“Which leaves ten with some foul creation sloshing about.” Lucy’s face had shriveled up with disdain like a prune left in the sun.
“Just take one and pass the box on. Please.”
She did so, and I will admit that I took some pleasure in watching her drop the vial a moment after it kissed her lips, coughing herself into a stupor. “That’s vile.”
“Good,” Natalie laughed, tossing her head back. “Who’s next?”
They continued, but I sat back, resting my head against the window overlooking the grounds. The shadows dancing across the fields were fading, and in the distance, over the high mountains in the east, the first rays of morning light peeked out.
After a while, Jamie joined me, twirling her blonde curls gently with her fingers. “It’s almost morning.”
“It is, yes.”
Her eyebrows threaded together, and she bit her lip slightly. “Is there much more time?”
She ducked down, letting her shower of curls drape over her face. With her head tucked close to her knees, she looked more like a child than a veteran immortal.
Jamie broke the pregnant silence first, blue eyes sneaking through the blonde cascade she hid behind. “Do you know who?”
“How can I?” I answered helplessly, shifting slightly. The Nightcore had long since been devoured by my metabolism, but talking about the Drop made me feel like the poisonous vial was still pressed to my lips. “None of us know. That’s the point.”
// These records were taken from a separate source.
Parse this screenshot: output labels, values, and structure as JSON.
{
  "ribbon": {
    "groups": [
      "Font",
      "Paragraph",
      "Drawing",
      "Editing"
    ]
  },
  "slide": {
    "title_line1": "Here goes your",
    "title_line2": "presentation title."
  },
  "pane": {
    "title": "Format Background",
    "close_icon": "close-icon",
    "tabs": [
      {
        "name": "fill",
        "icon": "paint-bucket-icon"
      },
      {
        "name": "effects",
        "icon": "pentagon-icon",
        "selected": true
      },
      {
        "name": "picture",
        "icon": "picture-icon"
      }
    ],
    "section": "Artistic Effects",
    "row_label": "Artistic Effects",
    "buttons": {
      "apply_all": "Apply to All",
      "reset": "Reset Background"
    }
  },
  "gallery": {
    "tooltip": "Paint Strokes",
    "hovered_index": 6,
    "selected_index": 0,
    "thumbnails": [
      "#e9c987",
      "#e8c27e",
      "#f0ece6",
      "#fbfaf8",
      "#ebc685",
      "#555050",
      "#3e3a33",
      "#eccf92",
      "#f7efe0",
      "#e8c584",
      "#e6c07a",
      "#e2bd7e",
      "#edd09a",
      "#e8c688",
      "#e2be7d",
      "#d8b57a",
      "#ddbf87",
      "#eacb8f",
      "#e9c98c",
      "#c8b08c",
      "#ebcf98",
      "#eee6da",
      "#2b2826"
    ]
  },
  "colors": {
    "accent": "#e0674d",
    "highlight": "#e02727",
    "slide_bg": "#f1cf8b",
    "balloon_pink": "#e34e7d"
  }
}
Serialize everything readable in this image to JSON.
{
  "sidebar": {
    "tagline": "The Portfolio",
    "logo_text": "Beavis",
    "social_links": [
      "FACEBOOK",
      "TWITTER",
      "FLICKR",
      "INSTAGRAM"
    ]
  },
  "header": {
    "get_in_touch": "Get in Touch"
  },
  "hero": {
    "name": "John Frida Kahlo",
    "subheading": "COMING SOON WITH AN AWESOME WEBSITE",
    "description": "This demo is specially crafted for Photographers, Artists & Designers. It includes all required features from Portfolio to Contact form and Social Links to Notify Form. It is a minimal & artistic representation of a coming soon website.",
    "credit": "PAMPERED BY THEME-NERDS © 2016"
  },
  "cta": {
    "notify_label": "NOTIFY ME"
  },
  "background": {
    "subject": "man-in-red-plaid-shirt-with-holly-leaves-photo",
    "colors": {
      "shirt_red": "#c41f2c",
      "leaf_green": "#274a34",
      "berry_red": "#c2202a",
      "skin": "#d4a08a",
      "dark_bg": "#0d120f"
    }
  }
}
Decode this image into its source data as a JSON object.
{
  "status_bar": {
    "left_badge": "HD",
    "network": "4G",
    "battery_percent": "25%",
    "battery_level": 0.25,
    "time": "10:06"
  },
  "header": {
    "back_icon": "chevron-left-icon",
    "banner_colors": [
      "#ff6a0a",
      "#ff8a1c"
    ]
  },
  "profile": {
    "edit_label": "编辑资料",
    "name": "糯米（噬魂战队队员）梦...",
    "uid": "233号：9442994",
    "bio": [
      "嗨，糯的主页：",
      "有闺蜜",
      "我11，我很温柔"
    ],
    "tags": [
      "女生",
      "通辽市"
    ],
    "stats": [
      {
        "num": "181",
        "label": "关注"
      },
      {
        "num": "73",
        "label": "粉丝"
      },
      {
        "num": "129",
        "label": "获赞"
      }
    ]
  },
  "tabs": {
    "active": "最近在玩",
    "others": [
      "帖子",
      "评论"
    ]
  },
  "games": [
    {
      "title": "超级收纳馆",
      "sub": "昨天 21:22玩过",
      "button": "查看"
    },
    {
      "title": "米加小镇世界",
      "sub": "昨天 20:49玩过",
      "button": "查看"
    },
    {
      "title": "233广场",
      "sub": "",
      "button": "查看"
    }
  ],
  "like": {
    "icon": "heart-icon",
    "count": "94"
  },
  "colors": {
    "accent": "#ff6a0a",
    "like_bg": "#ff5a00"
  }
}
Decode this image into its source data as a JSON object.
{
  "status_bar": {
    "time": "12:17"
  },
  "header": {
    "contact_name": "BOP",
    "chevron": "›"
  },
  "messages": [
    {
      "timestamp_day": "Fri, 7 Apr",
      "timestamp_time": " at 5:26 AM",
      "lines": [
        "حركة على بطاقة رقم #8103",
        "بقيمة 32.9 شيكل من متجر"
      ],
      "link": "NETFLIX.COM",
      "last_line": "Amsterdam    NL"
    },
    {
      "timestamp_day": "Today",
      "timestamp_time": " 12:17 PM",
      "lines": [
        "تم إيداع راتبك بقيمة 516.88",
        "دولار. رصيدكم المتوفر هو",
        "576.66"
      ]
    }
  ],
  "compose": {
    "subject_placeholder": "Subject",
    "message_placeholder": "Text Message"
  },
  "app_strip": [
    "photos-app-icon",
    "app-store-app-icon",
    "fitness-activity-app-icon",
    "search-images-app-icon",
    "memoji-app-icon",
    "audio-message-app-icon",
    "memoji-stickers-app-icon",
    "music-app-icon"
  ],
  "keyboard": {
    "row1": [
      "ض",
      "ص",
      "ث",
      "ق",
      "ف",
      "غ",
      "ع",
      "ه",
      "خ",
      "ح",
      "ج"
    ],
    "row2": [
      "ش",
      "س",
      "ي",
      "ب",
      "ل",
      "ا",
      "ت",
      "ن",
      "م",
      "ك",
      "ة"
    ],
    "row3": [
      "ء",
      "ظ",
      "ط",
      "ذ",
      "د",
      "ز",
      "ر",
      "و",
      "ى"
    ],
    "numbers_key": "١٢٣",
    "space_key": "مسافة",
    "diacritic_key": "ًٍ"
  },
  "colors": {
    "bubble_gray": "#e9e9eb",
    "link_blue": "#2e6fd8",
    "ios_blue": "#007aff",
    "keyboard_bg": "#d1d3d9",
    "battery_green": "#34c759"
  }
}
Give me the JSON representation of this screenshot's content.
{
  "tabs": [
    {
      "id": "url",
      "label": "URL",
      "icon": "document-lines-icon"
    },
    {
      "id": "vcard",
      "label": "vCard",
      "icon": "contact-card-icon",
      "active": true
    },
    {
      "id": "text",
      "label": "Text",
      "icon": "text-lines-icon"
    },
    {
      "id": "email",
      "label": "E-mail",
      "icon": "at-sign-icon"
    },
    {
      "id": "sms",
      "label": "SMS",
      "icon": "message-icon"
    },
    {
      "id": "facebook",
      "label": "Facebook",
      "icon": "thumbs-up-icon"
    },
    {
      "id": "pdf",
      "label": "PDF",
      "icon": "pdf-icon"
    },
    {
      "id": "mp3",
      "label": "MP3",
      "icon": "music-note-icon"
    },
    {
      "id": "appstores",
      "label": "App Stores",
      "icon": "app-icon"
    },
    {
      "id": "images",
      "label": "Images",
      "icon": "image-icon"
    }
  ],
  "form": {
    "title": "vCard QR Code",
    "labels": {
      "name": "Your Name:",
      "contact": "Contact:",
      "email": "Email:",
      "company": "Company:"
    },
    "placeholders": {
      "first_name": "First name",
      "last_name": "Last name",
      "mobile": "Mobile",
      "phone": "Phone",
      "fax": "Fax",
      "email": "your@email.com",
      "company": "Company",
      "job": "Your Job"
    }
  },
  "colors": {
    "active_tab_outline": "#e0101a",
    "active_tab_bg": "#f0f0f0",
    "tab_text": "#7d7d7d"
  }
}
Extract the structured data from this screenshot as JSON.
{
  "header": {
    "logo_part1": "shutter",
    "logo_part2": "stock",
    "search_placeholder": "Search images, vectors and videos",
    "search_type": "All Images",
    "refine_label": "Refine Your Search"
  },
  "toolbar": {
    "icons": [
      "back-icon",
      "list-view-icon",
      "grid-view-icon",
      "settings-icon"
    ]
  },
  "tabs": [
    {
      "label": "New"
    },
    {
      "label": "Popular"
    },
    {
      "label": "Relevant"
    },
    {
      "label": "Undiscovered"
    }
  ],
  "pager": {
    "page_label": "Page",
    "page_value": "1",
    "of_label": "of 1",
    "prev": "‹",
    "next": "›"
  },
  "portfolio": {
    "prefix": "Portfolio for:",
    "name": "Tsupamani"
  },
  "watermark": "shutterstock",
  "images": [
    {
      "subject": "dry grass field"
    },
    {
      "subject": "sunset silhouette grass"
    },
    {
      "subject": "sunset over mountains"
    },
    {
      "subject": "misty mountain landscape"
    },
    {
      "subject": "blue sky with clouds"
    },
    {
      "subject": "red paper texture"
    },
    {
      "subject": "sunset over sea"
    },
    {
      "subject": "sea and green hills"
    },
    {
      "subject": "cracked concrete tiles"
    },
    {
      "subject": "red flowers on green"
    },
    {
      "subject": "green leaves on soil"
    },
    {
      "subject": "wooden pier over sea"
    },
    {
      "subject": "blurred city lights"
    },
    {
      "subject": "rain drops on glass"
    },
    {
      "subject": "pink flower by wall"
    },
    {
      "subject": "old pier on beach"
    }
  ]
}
“I know. I know. It’s just—we used to be able to enjoy nights like this. Back when the cycles were more fun. It was easier to ignore.”
“Ignorance is bliss,” I quoted airily, watching the golden hands of the sun reach for the base of the castle.
“I suppose it is. But—we’ve lost too many to celebrate. How will it be this time? Marcy? Natalie? Even Lucy?” Jamie cut herself off, but I knew what she had wanted to continue with.
“Or me, you mean.” I said, meeting her head on. “Or you.”
She nodded before turning away from me. “I wish you the prosperous life,” she told me, bestowing on me the age-old adage we’d been taught during our first cycle.
“And I, you.”
The noise of the party died down not long after. The box of vials—almost completely drunk—was shunted into a corner of the room, long forgotten. Instead of the rowdy bunch we’d been hours before, we were seduced into a somber silence.
All good things must come to an end. When the light dawned upon our home grounds, one of us would experience that for herself.
The grandfather clock rang, and we positioned ourselves into the spots we’d assumed since the tradition had fallen to us. Each girl looked forward to the entrance, ignoring the empty spots around us. Initiation meant the graduation of every girl to the next cycle.
Every girl, that is, except one. But we don’t speak of the Drop here.
Footsteps sounded on the other side of the door, and each one of us prepared to be led away from the others.
The door opened.